Keep only the lines that hold the string "portátil", filtering out the rest of the entries below.

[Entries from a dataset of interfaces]
-- Opening Marker --
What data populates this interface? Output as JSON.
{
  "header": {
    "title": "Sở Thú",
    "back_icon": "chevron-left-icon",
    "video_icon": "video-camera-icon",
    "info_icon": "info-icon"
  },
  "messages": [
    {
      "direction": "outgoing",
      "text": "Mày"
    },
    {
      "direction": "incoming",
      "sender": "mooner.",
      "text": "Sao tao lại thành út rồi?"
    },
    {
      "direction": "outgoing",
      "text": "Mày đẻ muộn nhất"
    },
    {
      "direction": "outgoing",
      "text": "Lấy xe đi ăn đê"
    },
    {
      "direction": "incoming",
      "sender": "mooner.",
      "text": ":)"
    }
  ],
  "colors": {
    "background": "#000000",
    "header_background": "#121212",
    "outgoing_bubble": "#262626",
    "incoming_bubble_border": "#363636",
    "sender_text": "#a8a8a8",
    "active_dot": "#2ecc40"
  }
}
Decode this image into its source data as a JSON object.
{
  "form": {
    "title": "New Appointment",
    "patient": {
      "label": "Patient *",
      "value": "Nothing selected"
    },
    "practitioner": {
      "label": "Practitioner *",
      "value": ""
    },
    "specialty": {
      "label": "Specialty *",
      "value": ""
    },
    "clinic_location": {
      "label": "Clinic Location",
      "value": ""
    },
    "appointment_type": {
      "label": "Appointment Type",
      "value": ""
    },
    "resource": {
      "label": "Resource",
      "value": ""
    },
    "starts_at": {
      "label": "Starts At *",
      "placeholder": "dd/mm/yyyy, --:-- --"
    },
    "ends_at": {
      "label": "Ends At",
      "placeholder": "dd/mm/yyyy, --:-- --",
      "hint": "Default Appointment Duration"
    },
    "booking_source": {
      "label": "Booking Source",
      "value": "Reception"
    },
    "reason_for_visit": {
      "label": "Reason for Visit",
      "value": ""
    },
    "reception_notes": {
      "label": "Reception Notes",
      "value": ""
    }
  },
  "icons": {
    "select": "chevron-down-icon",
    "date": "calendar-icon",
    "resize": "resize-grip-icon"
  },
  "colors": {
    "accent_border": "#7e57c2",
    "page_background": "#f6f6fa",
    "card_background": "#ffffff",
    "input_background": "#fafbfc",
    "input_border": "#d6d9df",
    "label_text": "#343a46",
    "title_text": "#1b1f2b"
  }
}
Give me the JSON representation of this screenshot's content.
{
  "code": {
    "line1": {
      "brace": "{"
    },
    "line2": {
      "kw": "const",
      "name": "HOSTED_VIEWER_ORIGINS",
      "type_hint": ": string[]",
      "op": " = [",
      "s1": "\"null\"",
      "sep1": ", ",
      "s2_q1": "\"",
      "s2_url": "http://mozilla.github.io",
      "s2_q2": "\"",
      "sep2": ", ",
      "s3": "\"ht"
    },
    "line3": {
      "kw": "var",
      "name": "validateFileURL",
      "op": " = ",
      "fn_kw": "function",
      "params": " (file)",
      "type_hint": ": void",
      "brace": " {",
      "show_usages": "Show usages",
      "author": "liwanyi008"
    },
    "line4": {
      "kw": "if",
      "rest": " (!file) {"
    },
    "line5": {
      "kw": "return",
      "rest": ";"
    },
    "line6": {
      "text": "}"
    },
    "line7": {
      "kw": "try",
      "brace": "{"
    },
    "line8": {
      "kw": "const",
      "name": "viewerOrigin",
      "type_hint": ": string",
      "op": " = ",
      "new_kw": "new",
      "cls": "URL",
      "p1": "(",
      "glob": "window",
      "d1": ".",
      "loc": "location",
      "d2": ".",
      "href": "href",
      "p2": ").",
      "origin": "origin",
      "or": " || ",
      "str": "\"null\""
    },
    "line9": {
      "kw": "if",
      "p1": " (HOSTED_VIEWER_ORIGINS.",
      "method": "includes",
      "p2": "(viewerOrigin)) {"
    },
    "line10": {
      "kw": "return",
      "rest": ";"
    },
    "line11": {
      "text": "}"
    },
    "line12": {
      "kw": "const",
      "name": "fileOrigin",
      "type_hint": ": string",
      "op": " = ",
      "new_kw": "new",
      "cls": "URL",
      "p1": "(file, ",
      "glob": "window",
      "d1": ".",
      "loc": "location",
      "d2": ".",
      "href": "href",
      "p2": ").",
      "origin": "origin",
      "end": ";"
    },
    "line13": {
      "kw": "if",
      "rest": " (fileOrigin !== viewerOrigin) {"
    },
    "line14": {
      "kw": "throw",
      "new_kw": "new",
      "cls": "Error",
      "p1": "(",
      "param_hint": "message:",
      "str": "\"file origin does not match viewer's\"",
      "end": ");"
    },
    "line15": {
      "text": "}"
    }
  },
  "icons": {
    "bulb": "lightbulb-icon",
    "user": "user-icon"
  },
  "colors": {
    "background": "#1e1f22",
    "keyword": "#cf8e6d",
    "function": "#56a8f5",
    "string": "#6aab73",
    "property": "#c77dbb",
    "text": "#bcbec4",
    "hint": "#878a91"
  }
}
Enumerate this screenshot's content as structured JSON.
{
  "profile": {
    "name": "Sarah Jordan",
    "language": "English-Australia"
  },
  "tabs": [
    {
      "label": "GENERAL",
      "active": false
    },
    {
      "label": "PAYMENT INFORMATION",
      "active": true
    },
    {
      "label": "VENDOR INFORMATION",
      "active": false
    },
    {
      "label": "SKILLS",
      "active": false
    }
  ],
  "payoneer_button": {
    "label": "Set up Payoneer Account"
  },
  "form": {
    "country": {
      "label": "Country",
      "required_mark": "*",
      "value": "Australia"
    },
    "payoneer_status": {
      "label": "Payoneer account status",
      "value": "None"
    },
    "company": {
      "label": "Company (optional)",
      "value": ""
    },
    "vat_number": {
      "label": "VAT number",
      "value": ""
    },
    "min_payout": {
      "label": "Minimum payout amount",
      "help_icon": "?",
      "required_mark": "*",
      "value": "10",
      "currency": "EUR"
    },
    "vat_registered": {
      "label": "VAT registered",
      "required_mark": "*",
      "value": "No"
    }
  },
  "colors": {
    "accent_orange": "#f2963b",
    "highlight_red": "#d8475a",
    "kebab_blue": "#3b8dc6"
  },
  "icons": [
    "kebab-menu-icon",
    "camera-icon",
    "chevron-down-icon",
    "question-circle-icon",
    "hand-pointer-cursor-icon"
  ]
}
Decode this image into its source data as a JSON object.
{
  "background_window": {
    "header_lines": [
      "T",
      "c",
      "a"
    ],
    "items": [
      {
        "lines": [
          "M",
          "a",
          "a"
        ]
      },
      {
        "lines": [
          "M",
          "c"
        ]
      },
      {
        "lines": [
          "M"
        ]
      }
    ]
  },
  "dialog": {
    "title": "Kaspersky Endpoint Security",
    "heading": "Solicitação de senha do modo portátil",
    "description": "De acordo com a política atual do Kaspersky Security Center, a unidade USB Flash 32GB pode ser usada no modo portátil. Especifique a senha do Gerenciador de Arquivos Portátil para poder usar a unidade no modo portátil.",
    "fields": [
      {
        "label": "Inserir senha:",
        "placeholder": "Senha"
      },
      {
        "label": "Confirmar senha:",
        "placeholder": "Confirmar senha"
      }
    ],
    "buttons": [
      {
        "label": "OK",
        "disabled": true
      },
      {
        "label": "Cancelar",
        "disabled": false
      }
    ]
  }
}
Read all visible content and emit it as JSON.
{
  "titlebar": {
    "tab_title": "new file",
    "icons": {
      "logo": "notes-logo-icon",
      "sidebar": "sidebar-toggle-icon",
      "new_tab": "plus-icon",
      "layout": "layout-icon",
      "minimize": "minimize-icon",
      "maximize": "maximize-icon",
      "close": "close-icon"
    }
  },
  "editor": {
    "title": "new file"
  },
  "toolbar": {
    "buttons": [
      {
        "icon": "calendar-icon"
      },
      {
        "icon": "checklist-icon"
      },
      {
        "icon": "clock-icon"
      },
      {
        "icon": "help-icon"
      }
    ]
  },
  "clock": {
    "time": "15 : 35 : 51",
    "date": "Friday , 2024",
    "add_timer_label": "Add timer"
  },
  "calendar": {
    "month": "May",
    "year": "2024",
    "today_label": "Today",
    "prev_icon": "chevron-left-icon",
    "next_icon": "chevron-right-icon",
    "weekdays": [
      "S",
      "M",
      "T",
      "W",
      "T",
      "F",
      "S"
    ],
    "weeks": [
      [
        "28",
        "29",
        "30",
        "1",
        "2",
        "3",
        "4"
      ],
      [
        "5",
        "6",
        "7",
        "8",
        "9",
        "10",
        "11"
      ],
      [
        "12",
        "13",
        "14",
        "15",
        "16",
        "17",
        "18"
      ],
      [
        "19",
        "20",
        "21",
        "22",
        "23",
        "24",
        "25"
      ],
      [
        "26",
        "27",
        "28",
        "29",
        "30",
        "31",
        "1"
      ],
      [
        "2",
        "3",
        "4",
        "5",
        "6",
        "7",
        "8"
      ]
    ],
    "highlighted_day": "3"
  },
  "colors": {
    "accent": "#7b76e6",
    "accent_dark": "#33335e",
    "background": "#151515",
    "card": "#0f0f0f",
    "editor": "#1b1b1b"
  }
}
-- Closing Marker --
» **Expected answer**:
    "heading": "Solicitação de senha do modo portátil",
    "description": "De acordo com a política atual do Kaspersky Security Center, a unidade USB Flash 32GB pode ser usada no modo portátil. Especifique a senha do Gerenciador de Arquivos Portátil para poder usar a unidade no modo portátil.",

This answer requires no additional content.